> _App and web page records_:
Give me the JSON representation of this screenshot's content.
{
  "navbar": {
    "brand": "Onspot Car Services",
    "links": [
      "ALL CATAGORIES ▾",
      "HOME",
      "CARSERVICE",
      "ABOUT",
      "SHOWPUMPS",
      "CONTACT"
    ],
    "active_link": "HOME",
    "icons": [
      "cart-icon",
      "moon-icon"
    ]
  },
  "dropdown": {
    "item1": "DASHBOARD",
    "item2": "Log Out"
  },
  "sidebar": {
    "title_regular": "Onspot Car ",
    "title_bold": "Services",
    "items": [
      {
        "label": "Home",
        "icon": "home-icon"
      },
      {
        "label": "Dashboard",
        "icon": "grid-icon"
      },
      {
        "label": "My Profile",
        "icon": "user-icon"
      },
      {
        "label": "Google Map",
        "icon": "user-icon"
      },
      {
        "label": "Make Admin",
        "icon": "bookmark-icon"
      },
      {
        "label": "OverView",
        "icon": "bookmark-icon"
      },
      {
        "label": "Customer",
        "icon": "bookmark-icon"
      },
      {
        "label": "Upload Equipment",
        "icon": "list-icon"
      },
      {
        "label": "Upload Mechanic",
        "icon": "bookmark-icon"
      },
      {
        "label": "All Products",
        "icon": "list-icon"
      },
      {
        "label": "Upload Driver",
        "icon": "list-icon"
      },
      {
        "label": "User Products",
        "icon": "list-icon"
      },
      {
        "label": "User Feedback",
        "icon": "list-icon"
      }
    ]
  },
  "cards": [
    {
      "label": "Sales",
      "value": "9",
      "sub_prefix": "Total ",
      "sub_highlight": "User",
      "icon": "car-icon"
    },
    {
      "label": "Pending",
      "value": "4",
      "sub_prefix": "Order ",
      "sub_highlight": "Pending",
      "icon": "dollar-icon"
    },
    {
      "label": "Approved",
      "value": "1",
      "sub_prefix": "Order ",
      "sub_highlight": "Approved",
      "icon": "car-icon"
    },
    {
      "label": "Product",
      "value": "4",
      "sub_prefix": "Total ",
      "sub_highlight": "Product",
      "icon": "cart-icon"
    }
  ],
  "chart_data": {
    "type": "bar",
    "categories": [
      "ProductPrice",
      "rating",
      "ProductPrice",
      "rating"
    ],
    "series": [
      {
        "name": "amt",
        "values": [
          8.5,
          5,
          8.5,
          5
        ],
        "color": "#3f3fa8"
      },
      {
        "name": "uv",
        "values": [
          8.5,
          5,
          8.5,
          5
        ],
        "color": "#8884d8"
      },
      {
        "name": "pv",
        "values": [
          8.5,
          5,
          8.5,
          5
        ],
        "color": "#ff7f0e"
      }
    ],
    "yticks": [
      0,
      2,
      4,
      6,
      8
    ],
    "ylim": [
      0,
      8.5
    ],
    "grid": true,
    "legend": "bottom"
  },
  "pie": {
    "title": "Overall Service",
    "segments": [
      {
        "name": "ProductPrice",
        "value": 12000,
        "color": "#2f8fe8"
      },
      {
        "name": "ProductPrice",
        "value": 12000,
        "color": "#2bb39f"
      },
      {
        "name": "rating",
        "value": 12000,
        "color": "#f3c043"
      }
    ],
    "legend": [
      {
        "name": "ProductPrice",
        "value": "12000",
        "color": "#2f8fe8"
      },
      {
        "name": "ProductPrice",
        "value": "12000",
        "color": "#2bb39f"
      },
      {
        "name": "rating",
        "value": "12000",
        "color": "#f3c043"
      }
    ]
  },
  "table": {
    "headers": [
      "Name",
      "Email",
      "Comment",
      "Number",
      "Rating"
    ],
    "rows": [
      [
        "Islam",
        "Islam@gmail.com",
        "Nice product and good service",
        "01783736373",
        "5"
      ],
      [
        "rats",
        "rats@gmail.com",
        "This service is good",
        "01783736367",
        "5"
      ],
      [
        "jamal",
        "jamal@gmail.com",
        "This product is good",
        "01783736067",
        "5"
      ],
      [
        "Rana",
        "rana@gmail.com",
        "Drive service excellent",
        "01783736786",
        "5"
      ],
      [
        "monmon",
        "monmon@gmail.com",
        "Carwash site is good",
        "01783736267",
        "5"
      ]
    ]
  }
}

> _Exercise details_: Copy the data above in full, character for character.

> _Response to this task_:
Give me the JSON representation of this screenshot's content.
{
  "navbar": {
    "brand": "Onspot Car Services",
    "links": [
      "ALL CATAGORIES ▾",
      "HOME",
      "CARSERVICE",
      "ABOUT",
      "SHOWPUMPS",
      "CONTACT"
    ],
    "active_link": "HOME",
    "icons": [
      "cart-icon",
      "moon-icon"
    ]
  },
  "dropdown": {
    "item1": "DASHBOARD",
    "item2": "Log Out"
  },
  "sidebar": {
    "title_regular": "Onspot Car ",
    "title_bold": "Services",
    "items": [
      {
        "label": "Home",
        "icon": "home-icon"
      },
      {
        "label": "Dashboard",
        "icon": "grid-icon"
      },
      {
        "label": "My Profile",
        "icon": "user-icon"
      },
      {
        "label": "Google Map",
        "icon": "user-icon"
      },
      {
        "label": "Make Admin",
        "icon": "bookmark-icon"
      },
      {
        "label": "OverView",
        "icon": "bookmark-icon"
      },
      {
        "label": "Customer",
        "icon": "bookmark-icon"
      },
      {
        "label": "Upload Equipment",
        "icon": "list-icon"
      },
      {
        "label": "Upload Mechanic",
        "icon": "bookmark-icon"
      },
      {
        "label": "All Products",
        "icon": "list-icon"
      },
      {
        "label": "Upload Driver",
        "icon": "list-icon"
      },
      {
        "label": "User Products",
        "icon": "list-icon"
      },
      {
        "label": "User Feedback",
        "icon": "list-icon"
      }
    ]
  },
  "cards": [
    {
      "label": "Sales",
      "value": "9",
      "sub_prefix": "Total ",
      "sub_highlight": "User",
      "icon": "car-icon"
    },
    {
      "label": "Pending",
      "value": "4",
      "sub_prefix": "Order ",
      "sub_highlight": "Pending",
      "icon": "dollar-icon"
    },
    {
      "label": "Approved",
      "value": "1",
      "sub_prefix": "Order ",
      "sub_highlight": "Approved",
      "icon": "car-icon"
    },
    {
      "label": "Product",
      "value": "4",
      "sub_prefix": "Total ",
      "sub_highlight": "Product",
      "icon": "cart-icon"
    }
  ],
  "chart_data": {
    "type": "bar",
    "categories": [
      "ProductPrice",
      "rating",
      "ProductPrice",
      "rating"
    ],
    "series": [
      {
        "name": "amt",
        "values": [
          8.5,
          5,
          8.5,
          5
        ],
        "color": "#3f3fa8"
      },
      {
        "name": "uv",
        "values": [
          8.5,
          5,
          8.5,
          5
        ],
        "color": "#8884d8"
      },
      {
        "name": "pv",
        "values": [
          8.5,
          5,
          8.5,
          5
        ],
        "color": "#ff7f0e"
      }
    ],
    "yticks": [
      0,
      2,
      4,
      6,
      8
    ],
    "ylim": [
      0,
      8.5
    ],
    "grid": true,
    "legend": "bottom"
  },
  "pie": {
    "title": "Overall Service",
    "segments": [
      {
        "name": "ProductPrice",
        "value": 12000,
        "color": "#2f8fe8"
      },
      {
        "name": "ProductPrice",
        "value": 12000,
        "color": "#2bb39f"
      },
      {
        "name": "rating",
        "value": 12000,
        "color": "#f3c043"
      }
    ],
    "legend": [
      {
        "name": "ProductPrice",
        "value": "12000",
        "color": "#2f8fe8"
      },
      {
        "name": "ProductPrice",
        "value": "12000",
        "color": "#2bb39f"
      },
      {
        "name": "rating",
        "value": "12000",
        "color": "#f3c043"
      }
    ]
  },
  "table": {
    "headers": [
      "Name",
      "Email",
      "Comment",
      "Number",
      "Rating"
    ],
    "rows": [
      [
        "Islam",
        "Islam@gmail.com",
        "Nice product and good service",
        "01783736373",
        "5"
      ],
      [
        "rats",
        "rats@gmail.com",
        "This service is good",
        "01783736367",
        "5"
      ],
      [
        "jamal",
        "jamal@gmail.com",
        "This product is good",
        "01783736067",
        "5"
      ],
      [
        "Rana",
        "rana@gmail.com",
        "Drive service excellent",
        "01783736786",
        "5"
      ],
      [
        "monmon",
        "monmon@gmail.com",
        "Carwash site is good",
        "01783736267",
        "5"
      ]
    ]
  }
}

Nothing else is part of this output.